I’ve been on a Greek mythology kick this summer. If the desire to create stories, like those of classical mythology, is universal, what are the myths of today? I’d argue that superhero stories are the modern equivalent of classical mythology.
They are basic stories and characters that are familiar to almost all of us. The artist doesn’t invent the characters or their stories, he provides his own twist with his own telling of these familiar stories. Similarly, Sophocles did not invent the story of Oedipus, Euripedes did not invent the story of Iphigenia, etc… Each play or each telling of an epic poem was like each “re-boot” of the Batman, Spiderman, or Superman sagas — changing the emphasis and minor plot points in order to create a new meaning from a familiar character and story.

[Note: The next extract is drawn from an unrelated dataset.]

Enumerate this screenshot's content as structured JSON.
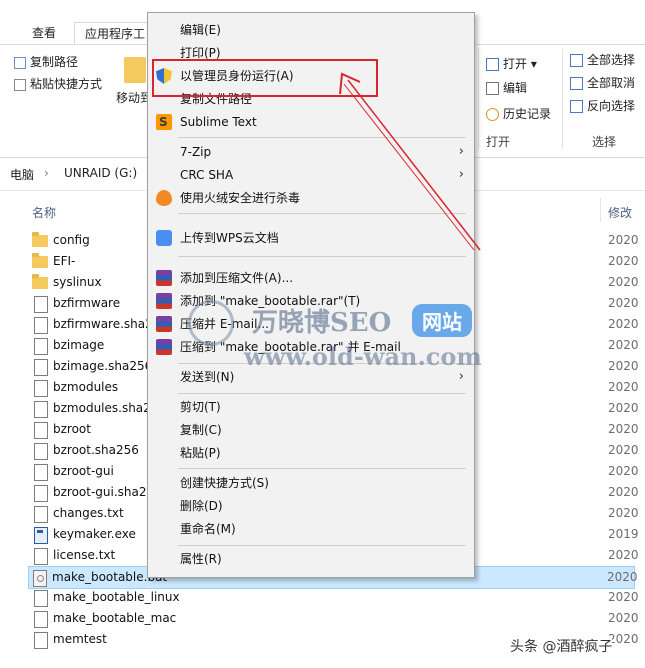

Greg has suggested this connection between modern superhero stories and classical mythology by trying to connect current directors and writers with their ancient equivalents. But I want to take the point even further. Not only are the modern makers of superhero movies like the playwrights of antiquity, their stories serve the same purpose for us and do so in very similar ways. Neither the new Batman series nor others attempt to capture realism in their plots. As real as they make the action and special effects, the plots and characters are obviously unrealistic. We only accept them because they fit within the genre of a hero story — with their defining flaws, archetype villains, and endurance for suffering and sacrifice. As ironic and post-modern as we like to think of ourselves, we are as willing to suspend disbelief for hero stories as were the ancients.
In addition, the plots of the Christopher Nolan Batman as well as other superhero sagas are designed to make sense of the world and offer some moral guidance, just as ancient myths did. (SPOILER ALERT) The Nolan Batman evokes images of our post 9-11 experience with terror, the need for security, and the price we pay for that need.
In his earlier posts, Greg suggested that the message of Nolan’s Dark Knight is that political and social order may require a lie. The new movie makes clear that lies have their consequences and are ultimately self-defeating. And as the earlier Dark Knight films emphasized the need not to be paralyzed by fear, the current movie suggests the opposite danger of being completely without fear. And in earlier movies we learned that the rich and powerful were fundamentally corrupt, but in the new movie we see that rule by The People is at least as horrifying. And a final paradox– in previous movies Batman learned that his success requires not trusting others because they are unreliable, but in the current movie we see that success ultimately requires trusting others despite their unreliability.
Perhaps the moral of Nolan’s Batman is also drawn directly from the Greeks. We know that “Carved into the temple [to Apollo at Delphi] were three phrases: γνῶθι σεαυτόν (gnōthi seautón = “know thyself“) and μηδέν άγαν (mēdén ágan = “nothing in excess”), and Ἑγγύα πάρα δ’ἄτη (eggýa pára d’atē = “make a pledge and mischief is nigh”), I’m not sure Nolan could have summarized the messages of his Batman trilogy more succinctly.